I’ve always been a great believer in the Pareto Principle, sometimes more commonly referred to as the 80/20 rule. This principle basically suggests that in any group or organisation there will usually be 20% of the people who produce 80% of the results. This observation generally holds quite true, be it a club, a group, a classroom or even a family… there is always a minority of the people who produce a majority of the results. It may not always be exactly an 80/20 split, but you can pretty much guarantee that the work done by any group will almost never be spread evenly among the workers.
Once you understand and accept this fact, a lot of the frustration and annoyance of life starts to go away as you stop worrying about how you’re going to get the majority of the people to do more than the minimal amount that the Pareto Principle says they will do. The fact is, they never will. Those people will never do more than the miminum, no matter how we cajole, threaten, or incentivise them. Like gravity and taxes, some things are the way they are because they just are… Live with it.
So I was interested to see this report from Jakob Nielsen, one of the world’s most respected human interface analysts. Nielsen studies human interaction with computer systems and tries to get designers to make systems that work with people, not against them.
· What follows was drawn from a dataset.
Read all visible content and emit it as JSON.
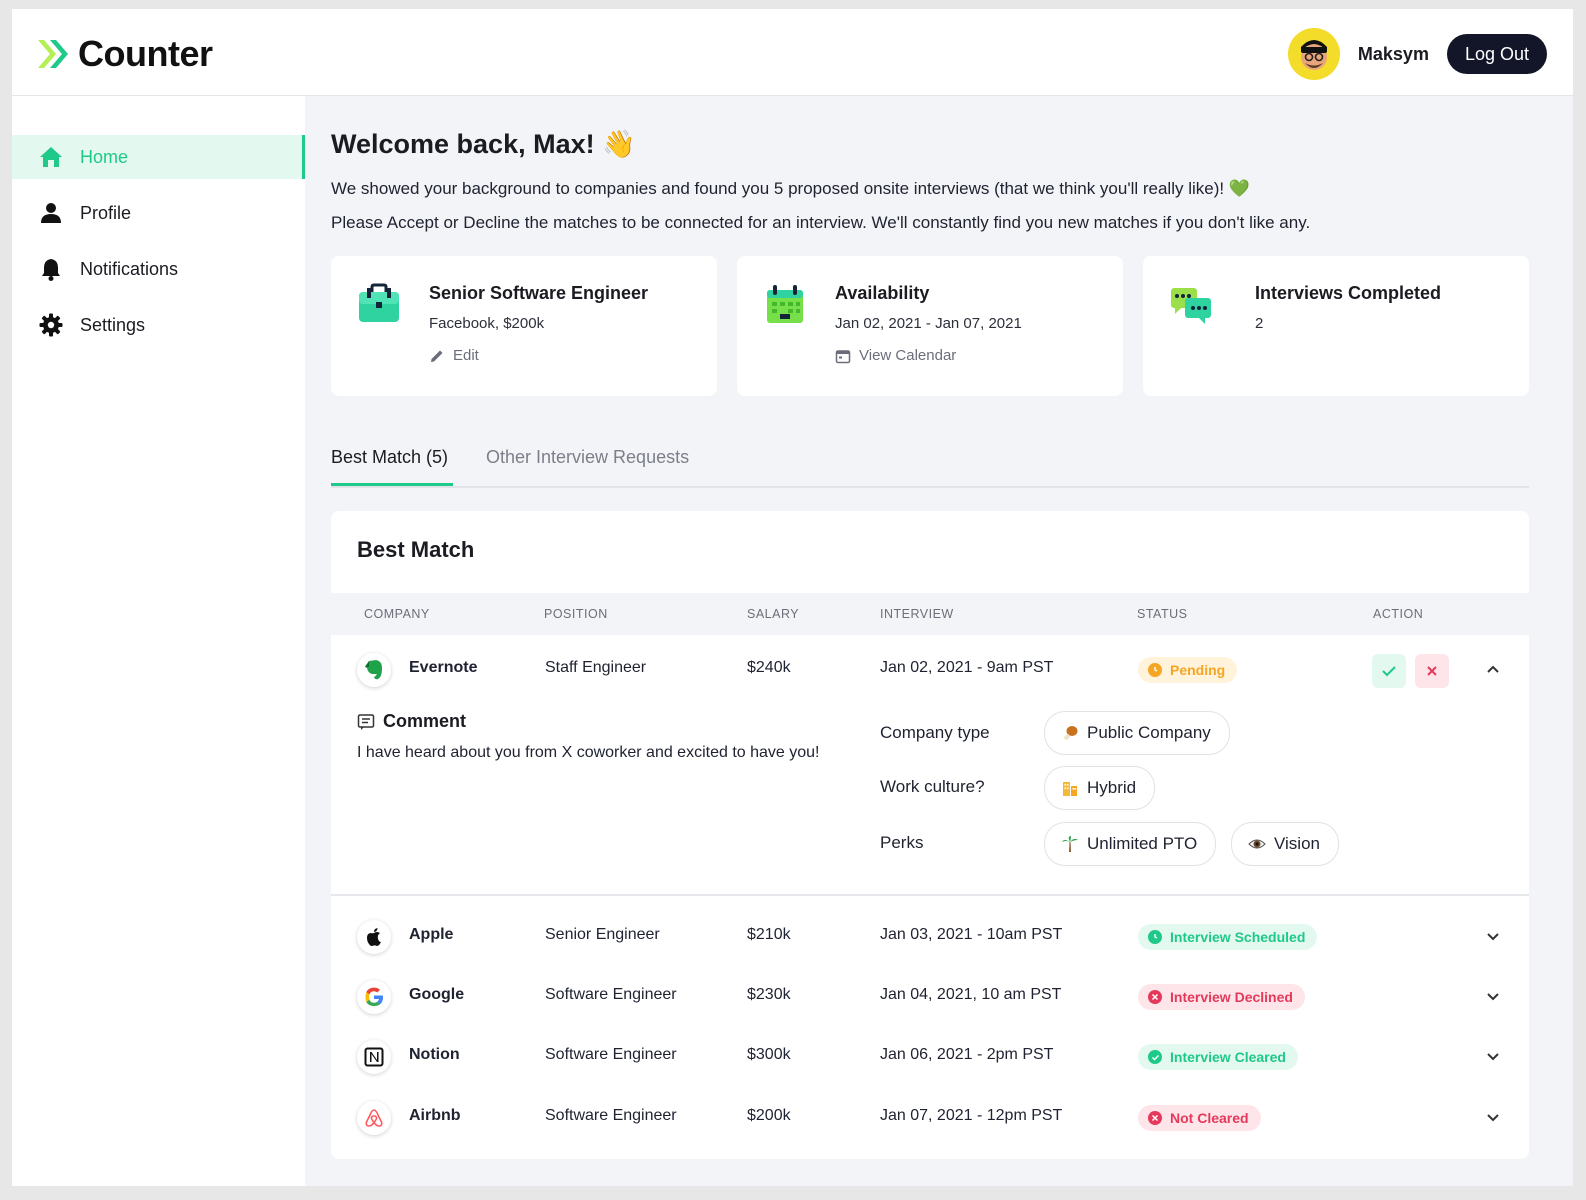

He tries to identify what you might call “human nature” and encourages designers to create systems that adapt to people rather than the other way around as is usually the case.
From one of his recent studies, he observes that in most online systems, 90% of users are lurkers who never contribute, 9% of users contribute a little, and 1% of users account for almost all the action.
From my own experience with online systems (discussion forums, blogs, email lists, etc) as well as real organisations (committees, clubs, etc) I would have to agree with Nielsen. There is always a bulk of the work/traffic/discussion/effort/ideas that is actively done by a relatively small percentage of the users/participants/workers. I wish it weren’t that way, but I’ve always found that it is.
So, how do you interpret this principle in your classroom? What implications does it have?
The 90-9-1 Rule by Chris Betcher is licensed under a Creative Commons Attribution-ShareAlike 4.0 International License.